The sugar cartel

Newspost

 
July 10, 2020

The strong sugar inquiry commission report gave hope of a sure direction of action against exploitation of the national exchequer, the consumer and the sugarcane growers at the hands of sugar industrialists. The sugar cartel has dragged the matter in litigation, and litigation history in general and in such cases in particular is discouraging. It is good to know that instead of waiting for the court case result, the government has started work to reform the sugar policy to combat cartelization. In case the reforms revolve around the CCP or SECP, it may take time to work as these organizations are incapable of controlling cartels. These organizations work in a limited atmosphere of auditing and imposing routine nominal fines for violations here and there and where the fines are substantial, they are challenged for endless lawsuits.

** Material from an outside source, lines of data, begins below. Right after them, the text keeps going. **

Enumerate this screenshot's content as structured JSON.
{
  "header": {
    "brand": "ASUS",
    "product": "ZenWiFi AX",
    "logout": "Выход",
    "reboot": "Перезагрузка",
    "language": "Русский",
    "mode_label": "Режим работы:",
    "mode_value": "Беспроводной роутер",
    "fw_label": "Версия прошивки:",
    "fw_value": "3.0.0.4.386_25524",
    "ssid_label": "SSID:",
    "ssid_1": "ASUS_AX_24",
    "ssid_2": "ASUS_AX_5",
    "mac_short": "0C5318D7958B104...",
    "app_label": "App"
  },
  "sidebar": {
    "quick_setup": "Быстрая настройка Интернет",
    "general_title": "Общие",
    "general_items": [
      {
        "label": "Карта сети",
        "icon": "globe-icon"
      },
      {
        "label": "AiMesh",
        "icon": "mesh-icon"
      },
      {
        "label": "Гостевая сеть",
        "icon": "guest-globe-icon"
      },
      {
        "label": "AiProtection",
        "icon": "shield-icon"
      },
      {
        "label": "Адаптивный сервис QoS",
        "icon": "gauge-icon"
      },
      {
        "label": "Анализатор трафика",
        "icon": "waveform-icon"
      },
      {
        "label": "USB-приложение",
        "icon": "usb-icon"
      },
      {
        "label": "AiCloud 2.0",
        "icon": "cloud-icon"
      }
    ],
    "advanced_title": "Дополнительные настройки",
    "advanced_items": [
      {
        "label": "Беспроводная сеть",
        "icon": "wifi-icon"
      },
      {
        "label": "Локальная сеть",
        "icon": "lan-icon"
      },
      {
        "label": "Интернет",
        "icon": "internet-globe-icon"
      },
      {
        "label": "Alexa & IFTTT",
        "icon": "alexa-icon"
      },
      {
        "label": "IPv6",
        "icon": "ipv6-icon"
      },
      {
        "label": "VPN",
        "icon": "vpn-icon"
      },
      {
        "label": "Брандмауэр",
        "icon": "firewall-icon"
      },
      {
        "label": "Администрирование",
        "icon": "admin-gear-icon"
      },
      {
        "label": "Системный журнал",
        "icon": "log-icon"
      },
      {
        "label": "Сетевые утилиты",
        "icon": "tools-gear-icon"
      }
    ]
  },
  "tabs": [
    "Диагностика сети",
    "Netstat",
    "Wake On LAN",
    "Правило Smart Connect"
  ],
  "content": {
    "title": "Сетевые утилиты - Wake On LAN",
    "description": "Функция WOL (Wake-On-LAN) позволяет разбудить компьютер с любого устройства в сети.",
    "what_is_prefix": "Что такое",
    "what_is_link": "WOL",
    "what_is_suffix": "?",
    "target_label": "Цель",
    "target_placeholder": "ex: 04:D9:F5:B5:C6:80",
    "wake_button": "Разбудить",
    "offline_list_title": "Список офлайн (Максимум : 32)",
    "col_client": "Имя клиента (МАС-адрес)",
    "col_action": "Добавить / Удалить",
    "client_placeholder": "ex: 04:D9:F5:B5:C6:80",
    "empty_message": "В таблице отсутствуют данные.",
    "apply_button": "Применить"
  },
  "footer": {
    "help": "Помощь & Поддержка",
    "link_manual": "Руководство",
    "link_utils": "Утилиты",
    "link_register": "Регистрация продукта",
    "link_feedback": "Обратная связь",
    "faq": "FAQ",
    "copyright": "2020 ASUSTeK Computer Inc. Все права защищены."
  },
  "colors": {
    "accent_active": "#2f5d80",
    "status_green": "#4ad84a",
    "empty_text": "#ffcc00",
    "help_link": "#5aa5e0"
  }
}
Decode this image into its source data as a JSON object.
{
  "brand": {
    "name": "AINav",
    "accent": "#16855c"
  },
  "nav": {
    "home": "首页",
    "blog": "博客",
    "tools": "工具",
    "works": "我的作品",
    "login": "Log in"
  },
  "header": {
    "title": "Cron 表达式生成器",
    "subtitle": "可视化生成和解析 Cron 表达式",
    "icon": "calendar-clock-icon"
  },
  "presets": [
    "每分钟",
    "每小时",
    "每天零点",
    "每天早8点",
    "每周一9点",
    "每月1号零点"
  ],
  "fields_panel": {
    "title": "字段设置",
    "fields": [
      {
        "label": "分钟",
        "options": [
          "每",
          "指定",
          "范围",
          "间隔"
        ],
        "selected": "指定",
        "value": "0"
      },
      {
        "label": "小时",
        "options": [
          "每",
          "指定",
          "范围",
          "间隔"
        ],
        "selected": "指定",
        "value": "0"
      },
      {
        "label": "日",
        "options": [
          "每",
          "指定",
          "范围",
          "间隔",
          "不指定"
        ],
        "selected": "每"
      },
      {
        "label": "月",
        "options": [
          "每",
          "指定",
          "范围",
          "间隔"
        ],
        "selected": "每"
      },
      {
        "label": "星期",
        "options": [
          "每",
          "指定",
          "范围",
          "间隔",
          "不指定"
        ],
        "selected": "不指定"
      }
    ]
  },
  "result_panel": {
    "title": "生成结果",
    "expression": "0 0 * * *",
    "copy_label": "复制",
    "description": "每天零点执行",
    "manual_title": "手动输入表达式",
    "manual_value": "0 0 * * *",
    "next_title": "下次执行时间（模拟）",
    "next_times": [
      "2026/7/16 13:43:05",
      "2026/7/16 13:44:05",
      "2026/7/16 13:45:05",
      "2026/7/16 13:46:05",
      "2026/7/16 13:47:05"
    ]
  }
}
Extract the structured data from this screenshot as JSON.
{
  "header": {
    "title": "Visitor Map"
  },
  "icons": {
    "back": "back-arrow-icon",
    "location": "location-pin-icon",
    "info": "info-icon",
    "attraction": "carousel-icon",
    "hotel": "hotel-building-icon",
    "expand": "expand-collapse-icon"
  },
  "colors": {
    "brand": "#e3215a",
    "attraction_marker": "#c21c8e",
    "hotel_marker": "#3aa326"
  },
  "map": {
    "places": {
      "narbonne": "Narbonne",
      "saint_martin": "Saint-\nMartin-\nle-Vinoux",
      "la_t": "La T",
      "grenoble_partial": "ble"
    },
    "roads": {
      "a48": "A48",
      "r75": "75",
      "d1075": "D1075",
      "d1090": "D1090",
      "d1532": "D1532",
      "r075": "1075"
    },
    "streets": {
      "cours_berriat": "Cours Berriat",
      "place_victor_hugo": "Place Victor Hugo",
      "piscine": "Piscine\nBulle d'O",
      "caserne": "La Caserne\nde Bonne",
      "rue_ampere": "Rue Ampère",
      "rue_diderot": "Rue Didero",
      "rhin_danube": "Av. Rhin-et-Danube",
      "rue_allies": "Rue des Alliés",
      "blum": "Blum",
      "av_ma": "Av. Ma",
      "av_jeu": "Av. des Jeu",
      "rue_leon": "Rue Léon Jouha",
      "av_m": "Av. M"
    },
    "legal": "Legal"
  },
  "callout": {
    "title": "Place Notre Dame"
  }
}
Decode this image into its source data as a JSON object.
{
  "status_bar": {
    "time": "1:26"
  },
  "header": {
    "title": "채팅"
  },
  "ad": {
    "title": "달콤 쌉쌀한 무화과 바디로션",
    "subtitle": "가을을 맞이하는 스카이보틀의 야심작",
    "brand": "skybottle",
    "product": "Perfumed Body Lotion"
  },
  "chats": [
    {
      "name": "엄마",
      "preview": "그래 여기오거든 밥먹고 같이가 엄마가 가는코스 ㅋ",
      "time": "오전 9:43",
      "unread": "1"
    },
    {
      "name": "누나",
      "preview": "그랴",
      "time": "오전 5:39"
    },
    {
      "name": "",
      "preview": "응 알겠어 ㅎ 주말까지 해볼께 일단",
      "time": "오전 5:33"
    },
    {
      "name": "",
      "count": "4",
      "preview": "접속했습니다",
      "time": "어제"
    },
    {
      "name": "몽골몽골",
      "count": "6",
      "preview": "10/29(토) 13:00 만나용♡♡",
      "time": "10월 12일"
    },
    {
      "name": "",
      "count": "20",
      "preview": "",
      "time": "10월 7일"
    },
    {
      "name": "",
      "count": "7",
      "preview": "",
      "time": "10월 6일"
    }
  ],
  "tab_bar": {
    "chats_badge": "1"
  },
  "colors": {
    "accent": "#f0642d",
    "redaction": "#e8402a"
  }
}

As the sugar industry has flourished in a protected environment, natural and effective control against the cartel is to generate a healthy competition for it in the market. The government is likely to allow import by the private sector as it has done in case of wheat that may not work. As the sugar industry is capable of controlling the market in Pakistan, no private party may take the risk of importing in the face of availability of unknown sugar stocks with the existing mills. It is therefore suggested that the Utility Stores Corporation of Pakistan be allowed to import sugar and sell at the desirable price. As the USC has a limited number of stores in prominent towns, it should therefore sell sugar both to the end consumer as well as to the wholesale and retail dealers so that the commodity becomes reachable to every nook and corner of the country. This is a short-term solution to break the cartel. The policy in the long run shall educate industrialists either to live in natural competition or leave to give space to professional businessmen. In case the local industry cannot compete with imported sugar even in the long run, it means Pakistan is not suitable for the sugar business. The policy will gradually weed out the inefficient part of the industry in Pakistan allowing it (Pakistan) to use its resources for production of some suitable commodity like cotton or pulses etc.

Mohammad Nasir

Rawalpindi